     The first is the common tendency to resist invasions of privacy, especially by total strangers. If the target is minding his own business and expects others to do likewise, he could be seriously offended by even the gentlest inquiry about what’s in his duffel, backpack, or briefcase. Blows could result. So could lawsuits, especially if the gendarmerie should involve itself.

     The second is the tendency even among nervous and suspicious types to mind their own business. Let Smith see a backpack left unattended. Let him wonder about its provenance, its contents, and the intentions of the person who left it there. Will he act? If so, how swiftly and to what end? The probabilities might be higher than before September 11, 2001 that he will inform a responsible person about the pack and thus trigger appropriate measures, but they aren’t nearly 100% — and the authorities have become somewhat overconfident that private citizens monitoring one another will suffice to provide for safety against a bombing in a public place. Americans still prefer to go about their own affairs without minding others going about theirs.

     You can get safer...maybe. You can’t be absolutely safe.

     Our lives have always known hazards, and they always will. What’s relatively new is the diffuse threat: the possibility of malicious acts that could arise at any time, in any venue, and from any actor. Indeed, the threats we face today are so diffuse that I can’t imagine how they could be more so.

     When people cluster together, it creates an opportunity for the evilly minded. Shall we no longer cluster together, then? There are arguments for it in particular cases, but there are counter-arguments for it in others.

     Contemporary technology has made it possible for a villain or an accident to take many lives swiftly. What can we do about that? There’s no way to put the genie of knowledge back in its Solomon bottle. More, to do so would be to forfeit the safety-enhancing attributes of our level of technology. Yes, airliners can fall from the sky, but air travelers are measurably safer per passenger-mile than passengers on any other form of transportation, including walking.

     You can’t win absolutely. More, once you’ve reached a certain safety level, attempts to decrease the probability of harm still further will carry a ruinous cost...and will introduce hazards you hadn’t anticipated.
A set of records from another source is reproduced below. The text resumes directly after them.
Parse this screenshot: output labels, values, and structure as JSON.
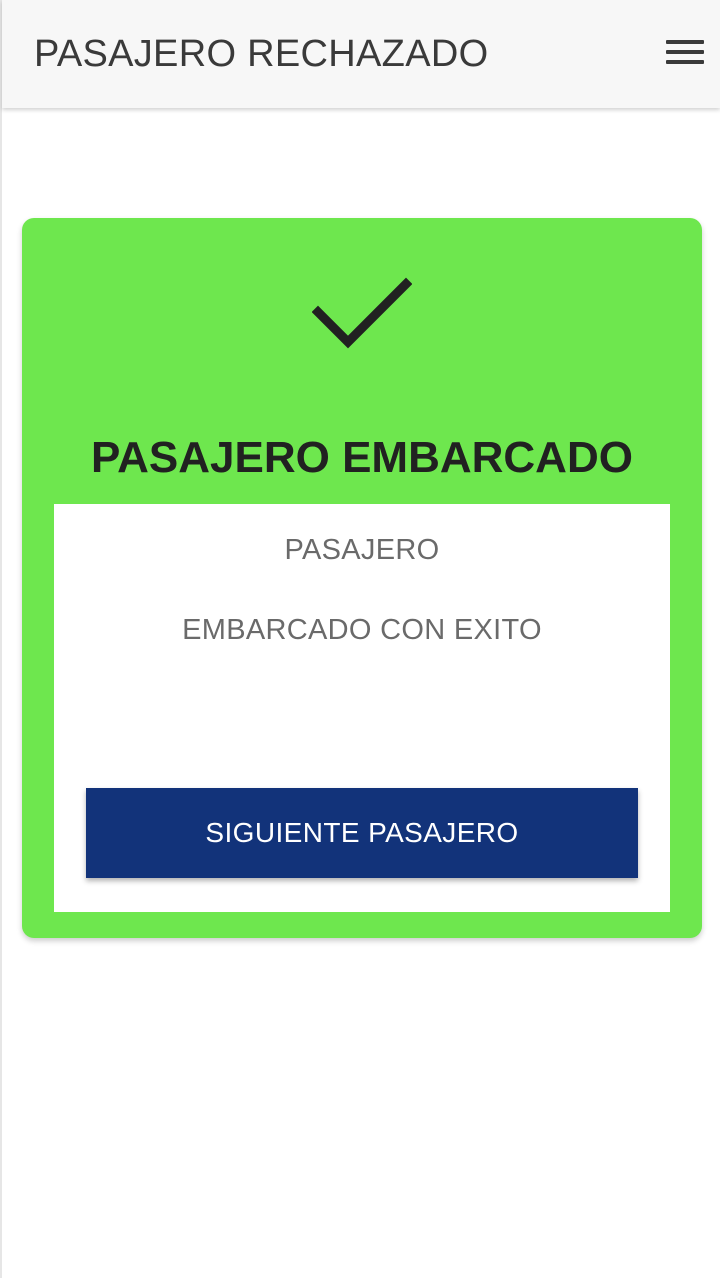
{
  "header": {
    "title": "PASAJERO RECHAZADO",
    "menu_icon": "hamburger-menu-icon"
  },
  "status_card": {
    "icon": "checkmark-icon",
    "heading": "PASAJERO EMBARCADO",
    "line_1": "PASAJERO",
    "line_2": "EMBARCADO CON EXITO",
    "button_label": "SIGUIENTE PASAJERO"
  },
  "colors": {
    "card_background": "#6ee74e",
    "button_background": "#12337a",
    "icon_color": "#212121"
  }
}
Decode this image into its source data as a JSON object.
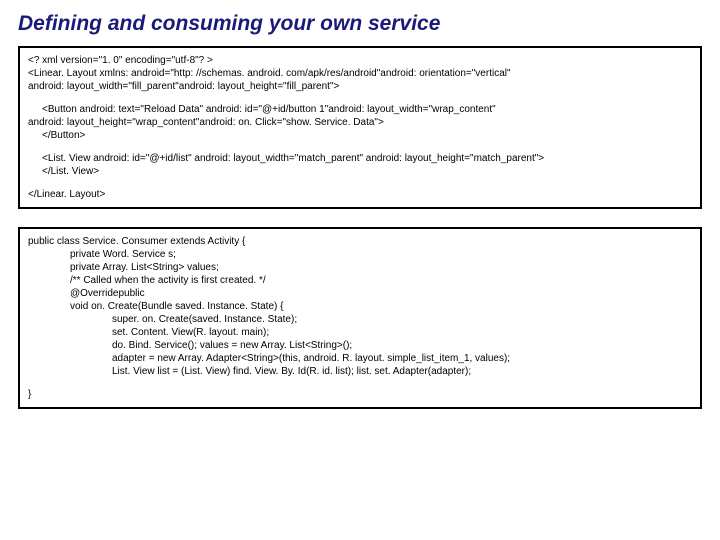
{
  "title": "Defining and consuming your own service",
  "xml": {
    "line1": "<? xml version=\"1. 0\" encoding=\"utf-8\"? >",
    "line2": "<Linear. Layout xmlns: android=\"http: //schemas. android. com/apk/res/android\"android: orientation=\"vertical\"",
    "line3": "android: layout_width=\"fill_parent\"android: layout_height=\"fill_parent\">",
    "line4": "<Button android: text=\"Reload Data\" android: id=\"@+id/button 1\"android: layout_width=\"wrap_content\"",
    "line5": "android: layout_height=\"wrap_content\"android: on. Click=\"show. Service. Data\">",
    "line6": "</Button>",
    "line7": "<List. View android: id=\"@+id/list\" android: layout_width=\"match_parent\" android: layout_height=\"match_parent\">",
    "line8": "</List. View>",
    "line9": "</Linear. Layout>"
  },
  "java": {
    "line1": "public class Service. Consumer extends Activity {",
    "line2": "private Word. Service s;",
    "line3": "private Array. List<String> values;",
    "line4": "/** Called when the activity is first created. */",
    "line5": "@Overridepublic",
    "line6": "void on. Create(Bundle saved. Instance. State) {",
    "line7": "super. on. Create(saved. Instance. State);",
    "line8": "set. Content. View(R. layout. main);",
    "line9": "do. Bind. Service(); values = new Array. List<String>();",
    "line10": "adapter = new Array. Adapter<String>(this, android. R. layout. simple_list_item_1, values);",
    "line11": "List. View list = (List. View) find. View. By. Id(R. id. list); list. set. Adapter(adapter);",
    "line12": "}"
  }
}
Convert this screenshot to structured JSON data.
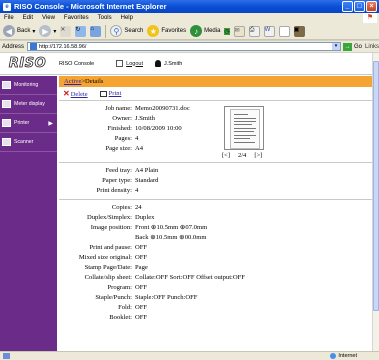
{
  "window": {
    "title": "RISO Console - Microsoft Internet Explorer"
  },
  "menu": [
    "File",
    "Edit",
    "View",
    "Favorites",
    "Tools",
    "Help"
  ],
  "toolbar": {
    "back": "Back",
    "search": "Search",
    "favorites": "Favorites",
    "media": "Media"
  },
  "address": {
    "label": "Address",
    "url": "http://172.16.58.96/",
    "go": "Go",
    "links": "Links"
  },
  "header": {
    "logo": "RISO",
    "title": "RISO Console",
    "logout": "Logout",
    "user": "J.Smith"
  },
  "sidebar": {
    "items": [
      {
        "label": "Monitoring",
        "icon": "monitor-icon"
      },
      {
        "label": "Meter display",
        "icon": "meter-icon"
      },
      {
        "label": "Printer",
        "icon": "printer-icon",
        "arrow": "▶"
      },
      {
        "label": "Scanner",
        "icon": "scanner-icon"
      }
    ]
  },
  "breadcrumb": {
    "link": "Active",
    "current": ">Details"
  },
  "actions": {
    "delete": "Delete",
    "print": "Print"
  },
  "job": {
    "rows": [
      {
        "label": "Job name:",
        "value": "Memo20090731.doc"
      },
      {
        "label": "Owner:",
        "value": "J.Smith"
      },
      {
        "label": "Finished:",
        "value": "10/08/2009 10:00"
      },
      {
        "label": "Pages:",
        "value": "4"
      },
      {
        "label": "Page size:",
        "value": "A4"
      }
    ],
    "pager": {
      "prev": "[<]",
      "position": "2/4",
      "next": "[>]"
    }
  },
  "paper": {
    "rows": [
      {
        "label": "Feed tray:",
        "value": "A4 Plain"
      },
      {
        "label": "Paper type:",
        "value": "Standard"
      },
      {
        "label": "Print density:",
        "value": "4"
      }
    ]
  },
  "settings": {
    "rows": [
      {
        "label": "Copies:",
        "value": "24"
      },
      {
        "label": "Duplex/Simplex:",
        "value": "Duplex"
      },
      {
        "label": "Image position:",
        "value": "Front  ⊕10.5mm  ⊕07.0mm"
      },
      {
        "label": "",
        "value": "Back   ⊕10.5mm  ⊕00.0mm"
      },
      {
        "label": "Print and pause:",
        "value": "OFF"
      },
      {
        "label": "Mixed size original:",
        "value": "OFF"
      },
      {
        "label": "Stamp Page/Date:",
        "value": "Page"
      },
      {
        "label": "Collate/slip sheet:",
        "value": "Collate:OFF  Sort:OFF  Offset output:OFF"
      },
      {
        "label": "Program:",
        "value": "OFF"
      },
      {
        "label": "Staple/Punch:",
        "value": "Staple:OFF  Punch:OFF"
      },
      {
        "label": "Fold:",
        "value": "OFF"
      },
      {
        "label": "Booklet:",
        "value": "OFF"
      }
    ]
  },
  "status": {
    "zone": "Internet"
  }
}
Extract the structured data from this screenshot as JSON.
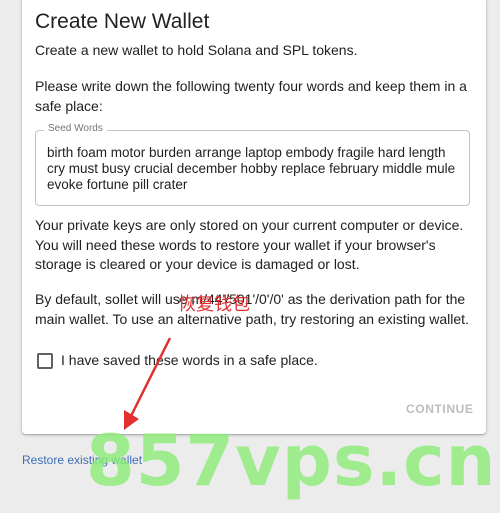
{
  "card": {
    "title": "Create New Wallet",
    "subtitle": "Create a new wallet to hold Solana and SPL tokens.",
    "instruction": "Please write down the following twenty four words and keep them in a safe place:",
    "seed_label": "Seed Words",
    "seed_words": "birth foam motor burden arrange laptop embody fragile hard length cry must busy crucial december hobby replace february middle mule evoke fortune pill crater",
    "keys_notice": "Your private keys are only stored on your current computer or device. You will need these words to restore your wallet if your browser's storage is cleared or your device is damaged or lost.",
    "derivation_notice": "By default, sollet will use m/44'/501'/0'/0' as the derivation path for the main wallet. To use an alternative path, try restoring an existing wallet.",
    "checkbox_label": "I have saved these words in a safe place.",
    "checkbox_checked": false,
    "continue_label": "CONTINUE"
  },
  "restore_link": "Restore existing wallet",
  "watermark": {
    "text": "857vps.cn",
    "cn_text": "恢复钱包",
    "color": "#8ceb78"
  },
  "colors": {
    "link": "#3d6fb6",
    "disabled": "#bdbdbd",
    "annotation": "#e03030"
  }
}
     You can never do only one thing.

     I no longer gave a damn about three-car garages and swimming pools, nor any other status symbol or "security." There was no security in this world and only damn fools and mice thought there could be.
     Somewhere back in the jungle I had shucked off all ambition of that sort. I had been shot at too many times and had lost interest.

     [Robert A. Heinlein, Glory Road]


Mr. B said...

You can limit entrances without limiting exits. Go into the back of any public building (retail, government, restaurant) and you will see a door with a bar that has "fire alarm will sound if pushed". Therefore, it is quite possible to limit entrances without interfering with emergency exits.

Francis W. Porretto said...

Anyone who can't jimmy such a door open from the outside is probably quadriplegic. The design makes it easy. Indeed, a design that makes it difficult wouldn't serve the purpose of a crash-bar exit.